Show the lines of the material that contain the word "JSON".

━━━━━ RECORDS FOR THIS EXERCISE ━━━━━

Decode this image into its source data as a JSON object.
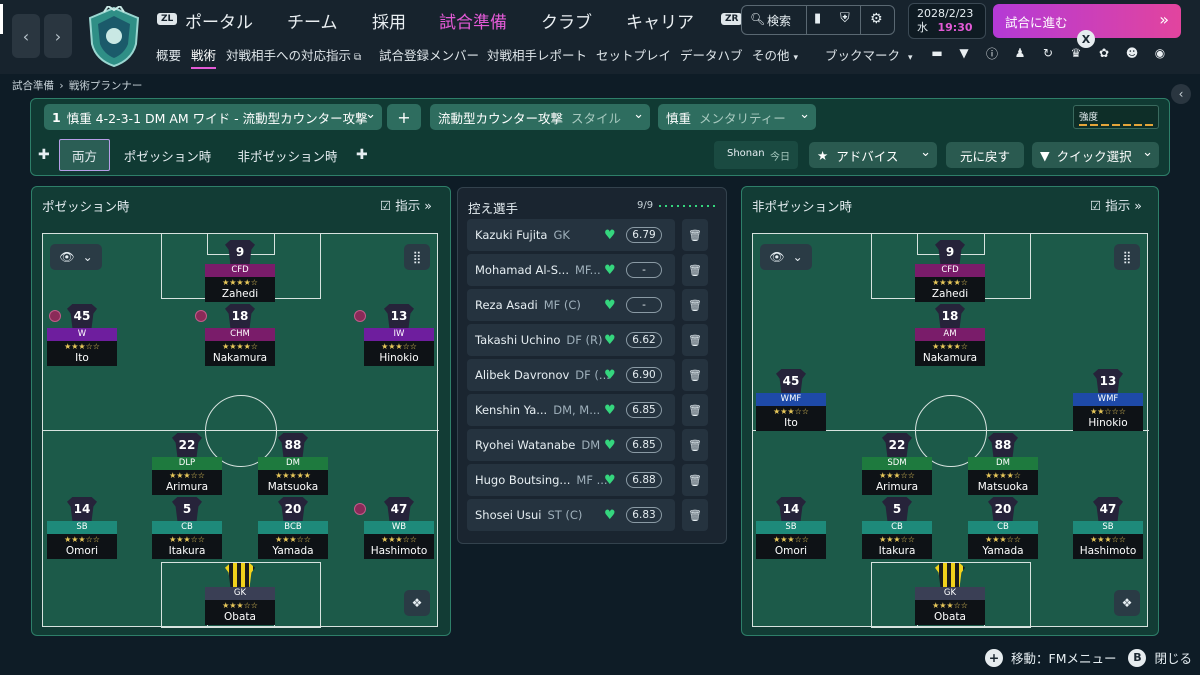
{
  "header": {
    "nav_left": "‹",
    "nav_right": "›",
    "zl": "ZL",
    "zr": "ZR",
    "main_nav": [
      "ポータル",
      "チーム",
      "採用",
      "試合準備",
      "クラブ",
      "キャリア"
    ],
    "sub_nav": [
      "概要",
      "戦術",
      "対戦相手への対応指示",
      "試合登録メンバー",
      "対戦相手レポート",
      "セットプレイ",
      "データハブ",
      "その他"
    ],
    "bookmark": "ブックマーク",
    "search": "検索",
    "date": "2028/2/23",
    "weekday": "水",
    "time": "19:30",
    "continue": "試合に進む",
    "x": "X"
  },
  "breadcrumb": {
    "parent": "試合準備",
    "current": "戦術プランナー"
  },
  "tactic_bar": {
    "tactic_index": "1",
    "tactic_name": "慎重 4-2-3-1 DM AM ワイド - 流動型カウンター攻撃",
    "plus": "+",
    "style_value": "流動型カウンター攻撃",
    "style_label": "スタイル",
    "mentality_value": "慎重",
    "mentality_label": "メンタリティー",
    "strength": "強度",
    "tabs": [
      "両方",
      "ポゼッション時",
      "非ポゼッション時"
    ],
    "shonan": "Shonan",
    "today": "今日",
    "advice": "アドバイス",
    "undo": "元に戻す",
    "quick_select": "クイック選択"
  },
  "left_panel": {
    "title": "ポゼッション時",
    "instructions": "指示",
    "players": [
      {
        "num": "9",
        "role": "CFD",
        "stars": "★★★★☆",
        "name": "Zahedi",
        "color": "#7a1c6a"
      },
      {
        "num": "45",
        "role": "W",
        "stars": "★★★☆☆",
        "name": "Ito",
        "color": "#6e1e9e"
      },
      {
        "num": "18",
        "role": "CHM",
        "stars": "★★★★☆",
        "name": "Nakamura",
        "color": "#7a1c6a"
      },
      {
        "num": "13",
        "role": "IW",
        "stars": "★★★☆☆",
        "name": "Hinokio",
        "color": "#6e1e9e"
      },
      {
        "num": "22",
        "role": "DLP",
        "stars": "★★★☆☆",
        "name": "Arimura",
        "color": "#1e7a3e"
      },
      {
        "num": "88",
        "role": "DM",
        "stars": "★★★★★",
        "name": "Matsuoka",
        "color": "#1e7a3e"
      },
      {
        "num": "14",
        "role": "SB",
        "stars": "★★★☆☆",
        "name": "Omori",
        "color": "#1e8a7a"
      },
      {
        "num": "5",
        "role": "CB",
        "stars": "★★★☆☆",
        "name": "Itakura",
        "color": "#1e8a7a"
      },
      {
        "num": "20",
        "role": "BCB",
        "stars": "★★★☆☆",
        "name": "Yamada",
        "color": "#1e8a7a"
      },
      {
        "num": "47",
        "role": "WB",
        "stars": "★★★☆☆",
        "name": "Hashimoto",
        "color": "#1e8a7a"
      },
      {
        "num": "",
        "role": "GK",
        "stars": "★★★☆☆",
        "name": "Obata",
        "color": "#3a3f55"
      }
    ]
  },
  "right_panel": {
    "title": "非ポゼッション時",
    "instructions": "指示",
    "players": [
      {
        "num": "9",
        "role": "CFD",
        "stars": "★★★★☆",
        "name": "Zahedi",
        "color": "#7a1c6a"
      },
      {
        "num": "18",
        "role": "AM",
        "stars": "★★★★☆",
        "name": "Nakamura",
        "color": "#7a1c6a"
      },
      {
        "num": "45",
        "role": "WMF",
        "stars": "★★★☆☆",
        "name": "Ito",
        "color": "#1e4aa8"
      },
      {
        "num": "13",
        "role": "WMF",
        "stars": "★★☆☆☆",
        "name": "Hinokio",
        "color": "#1e4aa8"
      },
      {
        "num": "22",
        "role": "SDM",
        "stars": "★★★☆☆",
        "name": "Arimura",
        "color": "#1e7a3e"
      },
      {
        "num": "88",
        "role": "DM",
        "stars": "★★★★☆",
        "name": "Matsuoka",
        "color": "#1e7a3e"
      },
      {
        "num": "14",
        "role": "SB",
        "stars": "★★★☆☆",
        "name": "Omori",
        "color": "#1e8a7a"
      },
      {
        "num": "5",
        "role": "CB",
        "stars": "★★★☆☆",
        "name": "Itakura",
        "color": "#1e8a7a"
      },
      {
        "num": "20",
        "role": "CB",
        "stars": "★★★☆☆",
        "name": "Yamada",
        "color": "#1e8a7a"
      },
      {
        "num": "47",
        "role": "SB",
        "stars": "★★★☆☆",
        "name": "Hashimoto",
        "color": "#1e8a7a"
      },
      {
        "num": "",
        "role": "GK",
        "stars": "★★★☆☆",
        "name": "Obata",
        "color": "#3a3f55"
      }
    ]
  },
  "bench": {
    "title": "控え選手",
    "count": "9/9",
    "players": [
      {
        "name": "Kazuki Fujita",
        "pos": "GK",
        "rating": "6.79"
      },
      {
        "name": "Mohamad Al-S...",
        "pos": "MF...",
        "rating": "-"
      },
      {
        "name": "Reza Asadi",
        "pos": "MF (C)",
        "rating": "-"
      },
      {
        "name": "Takashi Uchino",
        "pos": "DF (R)",
        "rating": "6.62"
      },
      {
        "name": "Alibek Davronov",
        "pos": "DF (...",
        "rating": "6.90"
      },
      {
        "name": "Kenshin Ya...",
        "pos": "DM, M...",
        "rating": "6.85"
      },
      {
        "name": "Ryohei Watanabe",
        "pos": "DM",
        "rating": "6.85"
      },
      {
        "name": "Hugo Boutsing...",
        "pos": "MF ...",
        "rating": "6.88"
      },
      {
        "name": "Shosei Usui",
        "pos": "ST (C)",
        "rating": "6.83"
      }
    ]
  },
  "footer": {
    "move": "移動：FMメニュー",
    "b": "B",
    "close": "閉じる"
  }
}
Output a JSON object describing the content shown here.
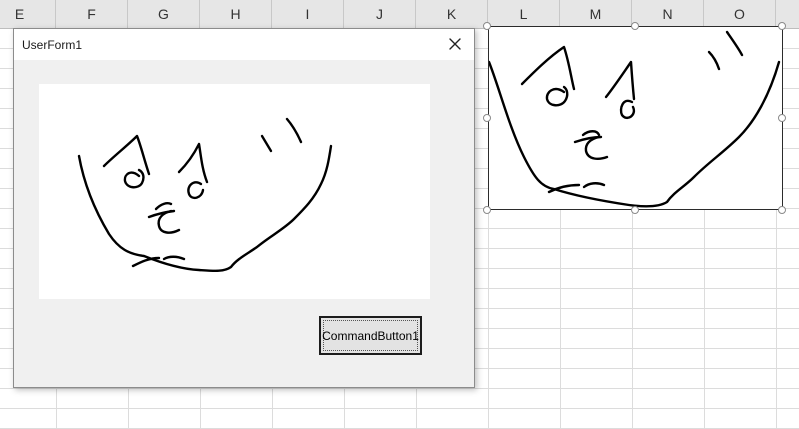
{
  "sheet": {
    "columns": [
      "E",
      "F",
      "G",
      "H",
      "I",
      "J",
      "K",
      "L",
      "M",
      "N",
      "O"
    ]
  },
  "userform": {
    "title": "UserForm1",
    "button_label": "CommandButton1"
  },
  "icons": {
    "close": "close-icon"
  }
}
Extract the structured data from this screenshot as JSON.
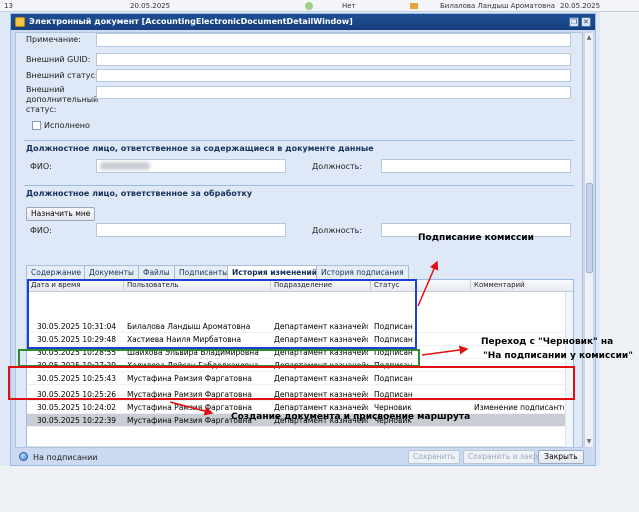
{
  "background_row": {
    "num": "13",
    "date": "20.05.2025",
    "value": "Нет",
    "person": "Билалова Ландыш Ароматовна",
    "date2": "20.05.2025"
  },
  "window": {
    "title": "Электронный документ [AccountingElectronicDocumentDetailWindow]",
    "restore_glyph": "❐",
    "close_glyph": "✕"
  },
  "form": {
    "note_label": "Примечание:",
    "guid_label": "Внешний GUID:",
    "ext_status_label": "Внешний статус:",
    "ext_add_status_label": "Внешний дополнительный статус:",
    "executed_label": "Исполнено"
  },
  "section_data": {
    "title": "Должностное лицо, ответственное за содержащиеся в документе данные",
    "fio_label": "ФИО:",
    "position_label": "Должность:"
  },
  "section_processing": {
    "title": "Должностное лицо, ответственное за обработку",
    "assign_button": "Назначить мне",
    "fio_label": "ФИО:",
    "position_label": "Должность:"
  },
  "tabs": [
    {
      "label": "Содержание"
    },
    {
      "label": "Документы"
    },
    {
      "label": "Файлы"
    },
    {
      "label": "Подписанты"
    },
    {
      "label": "История изменений"
    },
    {
      "label": "История подписания"
    }
  ],
  "grid": {
    "columns": [
      "Дата и время",
      "Пользователь",
      "Подразделение",
      "Статус",
      "Комментарий"
    ],
    "rows": [
      {
        "date": "30.05.2025 10:31:04",
        "user": "Билалова Ландыш Ароматовна",
        "dept": "Департамент казначейства...",
        "status": "Подписан",
        "comment": ""
      },
      {
        "date": "30.05.2025 10:29:48",
        "user": "Хастиева Наиля Мирбатовна",
        "dept": "Департамент казначейства...",
        "status": "Подписан",
        "comment": ""
      },
      {
        "date": "30.05.2025 10:28:55",
        "user": "Шайхова Эльвира Владимировна",
        "dept": "Департамент казначейства...",
        "status": "Подписан",
        "comment": ""
      },
      {
        "date": "30.05.2025 10:27:29",
        "user": "Халилова Ляйсан Габделхаковна",
        "dept": "Департамент казначейства...",
        "status": "Подписан",
        "comment": ""
      },
      {
        "date": "30.05.2025 10:25:43",
        "user": "Мустафина Рамзия Фаргатовна",
        "dept": "Департамент казначейства...",
        "status": "Подписан",
        "comment": ""
      },
      {
        "date": "30.05.2025 10:25:26",
        "user": "Мустафина Рамзия Фаргатовна",
        "dept": "Департамент казначейства...",
        "status": "Подписан",
        "comment": ""
      },
      {
        "date": "30.05.2025 10:24:02",
        "user": "Мустафина Рамзия Фаргатовна",
        "dept": "Департамент казначейства...",
        "status": "Черновик",
        "comment": "Изменение подписантов в..."
      },
      {
        "date": "30.05.2025 10:22:39",
        "user": "Мустафина Рамзия Фаргатовна",
        "dept": "Департамент казначейства...",
        "status": "Черновик",
        "comment": ""
      }
    ]
  },
  "footer": {
    "status": "На подписании",
    "save": "Сохранить",
    "save_close": "Сохранить и закрыть",
    "close": "Закрыть"
  },
  "annotations": {
    "commission": "Подписание комиссии",
    "transition_line1": "Переход с \"Черновик\" на",
    "transition_line2": "\"На подписании у комиссии\"",
    "creation": "Создание документа и присвоение маршрута"
  },
  "colors": {
    "title_bar": "#16407e",
    "blue_box": "#1f3fd1",
    "green_box": "#2e8b2e",
    "red_box": "#e01010"
  }
}
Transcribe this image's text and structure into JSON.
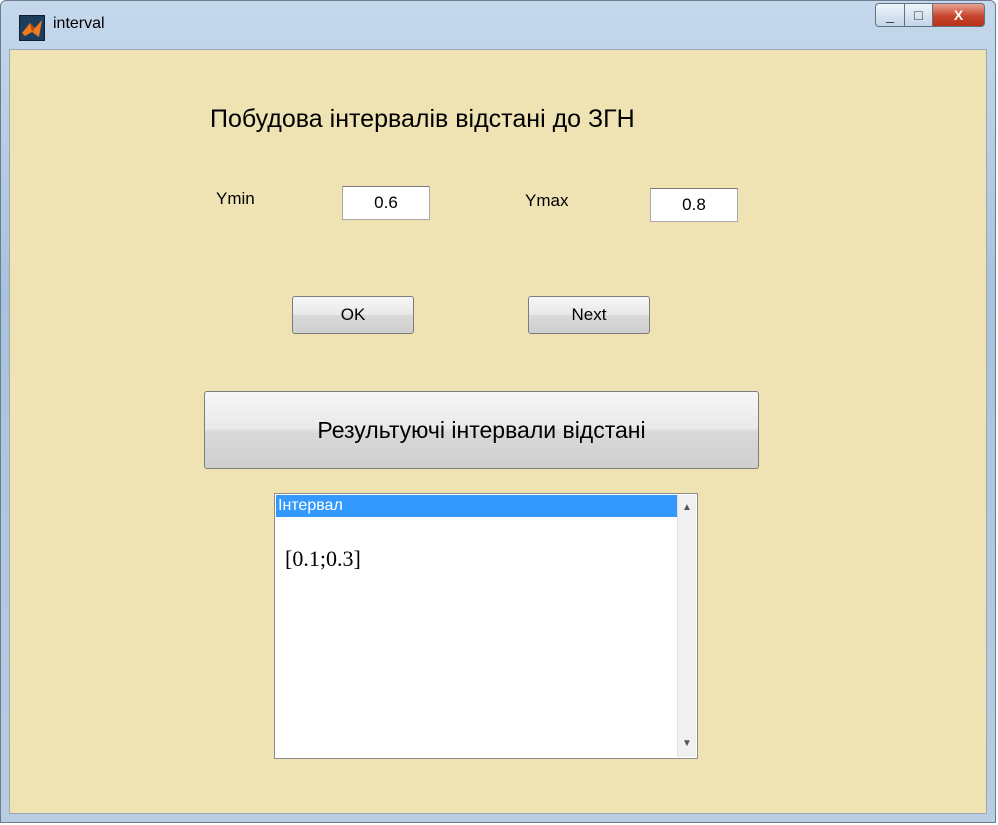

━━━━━

● **REPLY TO THE TASK**:
Decode this image into its source data as a JSON object.
Output a JSON object describing the content shown here.
Extract the structured data from this screenshot as JSON.
Transcribe this image's text and structure into JSON.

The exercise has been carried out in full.